‘Do I believe we can change racial inequity?’ This question was posed during a Race Power, Privilege Workshop: Tools and Strategies for Advancing Racial Equity training I attended last week. Everyone who attended worked in an organization or city/county department that provides services to the community in some form or fashion. Now, I personally don’t believe “We the people” can but I’ll explain why.
I consider myself an optimist/realist. I am one who believes in justice and fairness. I believe that if someone is hardworking, reliable, dependable, has a strong work ethic, has ample qualifications, and follows through to ensure that the task is completed, then that person should be hired and appropriately compensated. Whatever that person’s race, gender, ethnicity or sexual preference may be. But I understand the way the world works and the reality is the way I think is not the way the majority of folks who are in positions of hiring think.
If someone goes to a bank and applies for a loan and has adequate credit, verifiable income, steady work history, and can produce any other documents the bank requires, then that person should be approved and given a loan with a reasonable interest rate. If someone comes into contact with the police or finds themselves in front of a judge, that persons race, gender, ethnicity or sexual preference should not be a determining factor in the treatment they receive. But…. we all know that what should be and what is happens to play out very different in the world that we live in.
Structurally this country is flawed. The foundation is morally bankrupt. We see it in the infrastructure in every state and city government. For example, a local government decides to cut funding for public transit to address a budget shortfall. Who do you think this is going to effect the most? Let’s talk about decent affordable housing, quality healthcare, good schools, the areas banks choose to open and who they are going to lend to, where corporations choose to open up grocery stores: these are all critical needs of a community but the problem is race and class play a huge factor when these decisions are being made. And the sad reality is that communities of color are the ones most impacted. How can a community be expected to prosper when there are fewer banks, little access to credit for homes and businesses, and longer, more expensive commutes to get to jobs?

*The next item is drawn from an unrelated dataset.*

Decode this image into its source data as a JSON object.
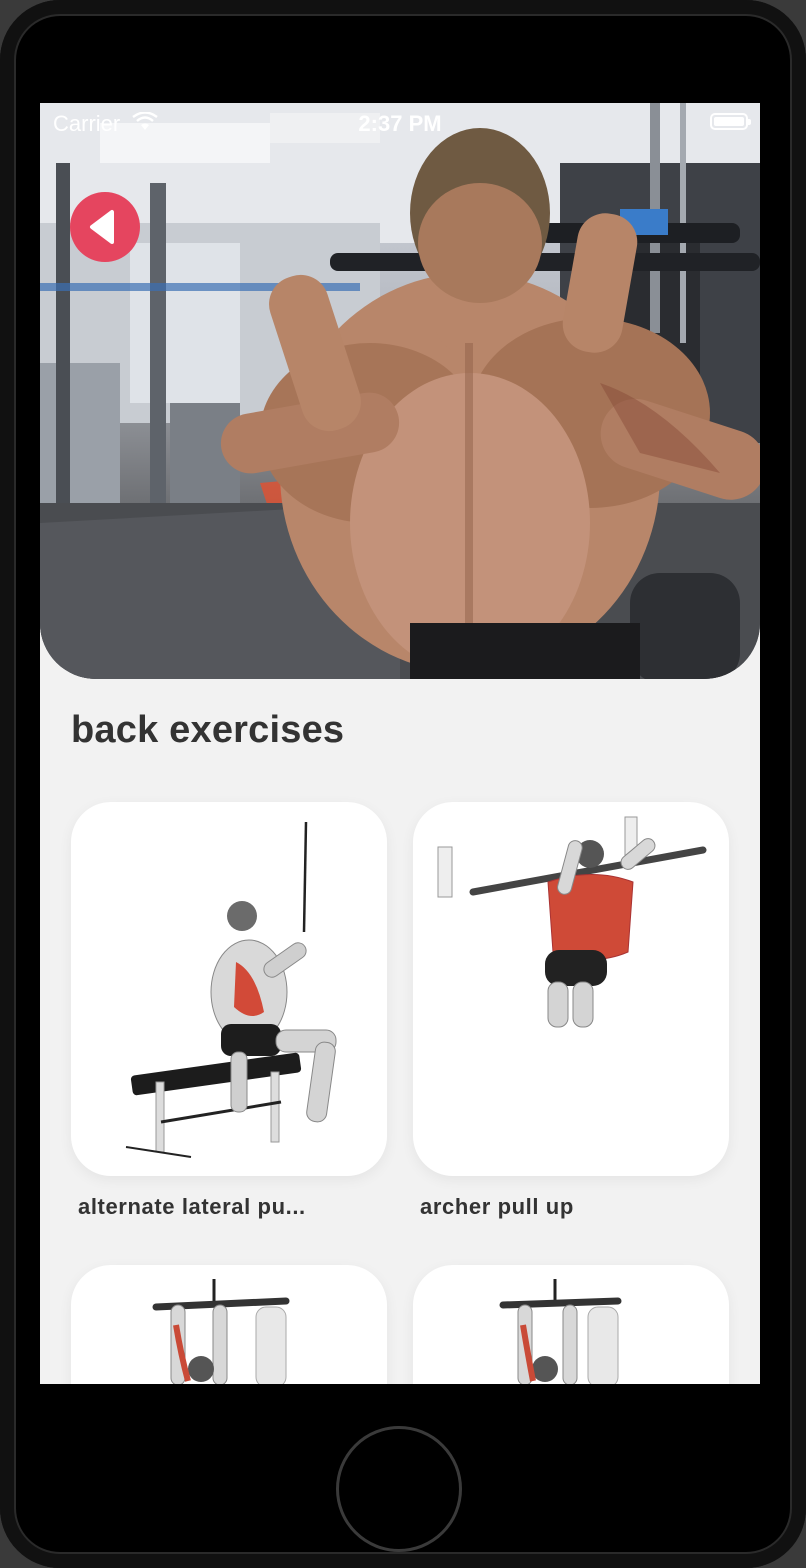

And who makes these decisions? Folks who think like me? NO! Sadly the folks who are in positions to make these decisions, the ones who sit on boards, who enact laws, who draft policies, these folks are just not concerned with the needs of folks of color. And the sooner that we all acknowledge this the better! Because then we can begin the real work of making change. Will this ever happen? Hmm… probably not on the level that it needs to be done. And I say this because racial inequity is truly ingrained in the fabric of this country. And it would have to be attacked on multiple levels starting at the federal level and I don’t see that happening. But what we can do is begin looking at each community based organization, each state/city/county department and finding the areas where there is structural racial inequities and start doing what needs to be done: from the top down.